Three days later, we set up a new roadblock to oppose the certification of the development. The Royal Canadian Mounted Police (RCMP) and the St'at'imc Tribal Police set up their own blockades at both ends of the corridor to stop St'at'imc people from joining our blockade. Some of us went to Vancouver to demonstrate at the stock exchange and let stockholders know that we meant business. The Lillooet Tribal Council also produced a letter to NCR Consultants, signed by all 11 chiefs of the 11 communities of the St'at'imc territory, denouncing the resort and making it clear that the plan had no support from the St'at'imc.
By the afternoon of August 18, we had made our point, so we took down the road blockade. The RCMP did nothing to protect our peaceful camp against violent oppositionists.
We then held a rally in Mt. Currie, to ask people to come out and vote against the resort in an October 2, 2000, referendum. More than 85 percent of the voters opposed the resort. Some of the communities had no referendum, because they opposed the resort unanimously.
Years have passed, and the camp has endured. On July 27, NCR Consultants applied for an extension on its development permit, which was due to expire on August 14. Company representative Al Raine, still trying to ignore our resistance, told the press that the Indian problem is in the hands of the government.
The provincial government notified only two of our communities of this application. All of the St'at'imc should have been notified and asked for comment. In the original permit from 2000, it was stated that in order to get an extension, construction had to be substantially started within five years. Yet the developers have,not even begun construction on the project.
In spite of these illegalities, the provincial government granted the extension on August 11. The government called it a temporary extension because it still believes that the St'at'imc Chiefs Council will negotiate about the resort. But our chiefs stand firm, and so do we.
We have been at our Sutikalh camp for five years now, and we plan to stay. We have had many visitors— some with their own agenda, some sent in as infiltrators, some who were just curious. Many have come from around the world to support us. Many First Nations communities and organizations from across Canada and the US, including the Union of British Columbian Indian Chiefs and the Native Youth Movement, have visited us and publicly voiced support for our cause. When local people and tourists stop at our informational checkpoints, we tell them about the lies in the ski resort's application, the lies about our animals and our lands, the falsely promised jobs, and all of the broken agreements and the unconcern for our territory. The whole world now knows of the plan to build a resort on our land, and the people of the world are standing with us in opposition to this massive development.
When you travel between Mt. Currie and Lillooet, there are countless breathtaking country scenes, with all of the beautiful colors of Mother Nature's palette. This is a place for wildlife to roam; a place where the stream water is pure enough to drink; a place where you can breathe in the fresh air and, on a clear night, you can see all the stars in the sky; a place that was made by the Creator with all creatures in mind. All of this exists within the St'at'imc Nation. We cannot see it destroyed for the sake of the almighty dollar. Money will disappear quickly, but the land will be there for thousands of years to come.
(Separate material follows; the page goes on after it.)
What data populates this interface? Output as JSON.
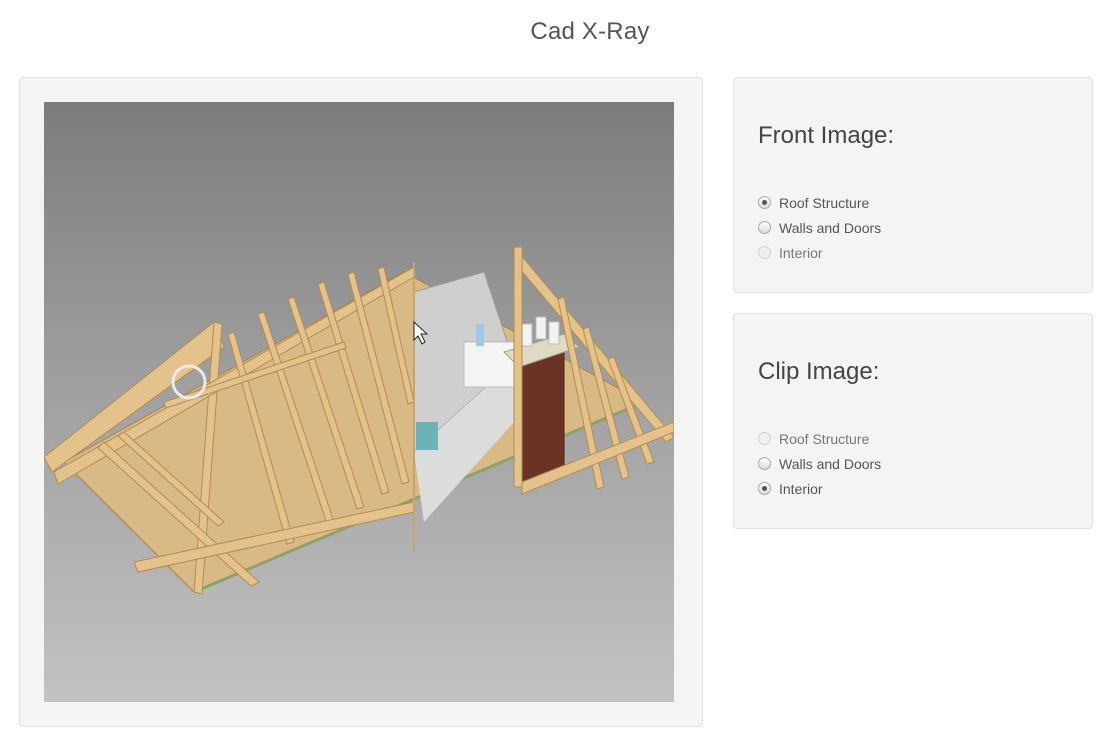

We have said from day one that there will never be a ski resort in Sutikalh, and we say that still, today.
For more information, contact Sutikalh-Melvin Creek Camp, FOB 309, Mt. Currie, BC VON 2KO, Canada; (604) 894-2400; (604) 894-6841 (fax).
Rosalin Sam, a Lil'watool of the St'at'imc, is a mother and grandmother working to protect the St'at'imc territory—for the sake of the ancestors who fought for it at the cost of their blood, and for the future for her grandchildren's grandchildren.
© Earth First! Journal September-October 2005